If you’re not at all sure whether multiplayer StarCraft II is for you, get the four-month multiplayer with the 499 ruble version. Unlike a normal demo, this is the full game – instead of wondering if the developers just packaged the best parts of the game as the demo, you get to see absolutely everything.
Imagine if we did that over here in the West. Take a hypothetical gamer – let’s call him Chuck. Chuck is trying to decide between getting Battlefield Bad Company 2 and Left 4 Dead 2, but can’t afford to buy both (let’s assume that both games are full price). Currently, he’d have to wait for a sale on Steam, use an incomplete demo copy of the game, or take a gamble and put his money on one, hoping it’s the one that’ll appeal to him the most.
With Blizzard’s price model, Chuck buys the 4-month limited version of both L4D2 and BBC2, and plays both of them to his heart’s content, getting access to all the possible content there is. He finds that the zombie-killing co-op action of Left 4 Dead 2 appeals to him more than the military combat of Battlefield, and so cancels his membership to the one while upgrading to the full, un-limited version of the other – all for the price of buying one game new.
Consumers win by having a lower opt-in bar for a game they might not be sure about playing, without the inherent limitations that accompany a standard free demo (that Crytek founder Cevat Yerli thinks might be going away). Blizzard wins – as do other companies that try this model – by getting more people to actually spend money on its games instead of just pirating them, particularly in areas like Russia or China where legally purchased software is the exception rather than the rule.
If there’s a down side to all of this, I certainly can’t think of one.
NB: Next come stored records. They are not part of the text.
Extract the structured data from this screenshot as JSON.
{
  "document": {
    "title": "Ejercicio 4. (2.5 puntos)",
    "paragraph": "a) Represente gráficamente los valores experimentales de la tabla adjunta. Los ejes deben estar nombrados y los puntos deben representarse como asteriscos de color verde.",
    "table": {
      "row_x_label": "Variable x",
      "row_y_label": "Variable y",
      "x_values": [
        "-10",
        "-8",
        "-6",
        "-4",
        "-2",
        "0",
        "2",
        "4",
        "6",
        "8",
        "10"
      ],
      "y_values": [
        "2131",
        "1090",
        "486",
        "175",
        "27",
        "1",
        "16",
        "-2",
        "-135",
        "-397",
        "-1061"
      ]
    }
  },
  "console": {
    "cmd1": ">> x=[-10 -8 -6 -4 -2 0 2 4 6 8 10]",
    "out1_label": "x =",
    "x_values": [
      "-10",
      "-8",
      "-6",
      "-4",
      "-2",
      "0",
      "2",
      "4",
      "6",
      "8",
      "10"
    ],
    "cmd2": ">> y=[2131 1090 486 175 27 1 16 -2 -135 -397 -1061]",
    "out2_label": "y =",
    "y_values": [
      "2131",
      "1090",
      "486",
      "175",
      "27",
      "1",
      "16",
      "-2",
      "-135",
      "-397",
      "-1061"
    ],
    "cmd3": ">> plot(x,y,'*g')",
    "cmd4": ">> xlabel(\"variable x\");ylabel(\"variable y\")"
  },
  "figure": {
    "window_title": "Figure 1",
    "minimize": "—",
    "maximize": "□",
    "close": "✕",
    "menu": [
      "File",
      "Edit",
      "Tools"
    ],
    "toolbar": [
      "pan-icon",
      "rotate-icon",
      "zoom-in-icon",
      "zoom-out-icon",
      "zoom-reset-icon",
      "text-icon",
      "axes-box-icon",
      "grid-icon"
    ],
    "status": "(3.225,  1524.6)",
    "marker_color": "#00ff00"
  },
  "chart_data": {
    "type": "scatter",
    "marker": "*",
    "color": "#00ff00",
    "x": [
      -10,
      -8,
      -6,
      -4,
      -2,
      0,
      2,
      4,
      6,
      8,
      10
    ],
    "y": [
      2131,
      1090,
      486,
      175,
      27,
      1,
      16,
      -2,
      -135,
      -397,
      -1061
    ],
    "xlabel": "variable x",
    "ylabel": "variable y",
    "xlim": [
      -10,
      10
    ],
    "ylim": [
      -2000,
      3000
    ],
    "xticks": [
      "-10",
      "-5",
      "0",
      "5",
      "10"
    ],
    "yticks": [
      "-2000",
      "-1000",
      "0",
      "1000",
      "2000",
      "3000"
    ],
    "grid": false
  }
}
You get a full game for potentially a quarter of the cost; a company gets to recoup its investments without asking consumers to drop a good chunk of change. Even if many buyers don’t upgrade, a lower price means that more people are likely to make an impulse purchase – you make up for the lower price with raw volume of sales.
It’s a legitimate win-win situation, and we shouldn’t automatically nix it because it mentions the word “subscription” somewhere down the line.
John Funk would still be getting the $100 Collector’s Edition anyway.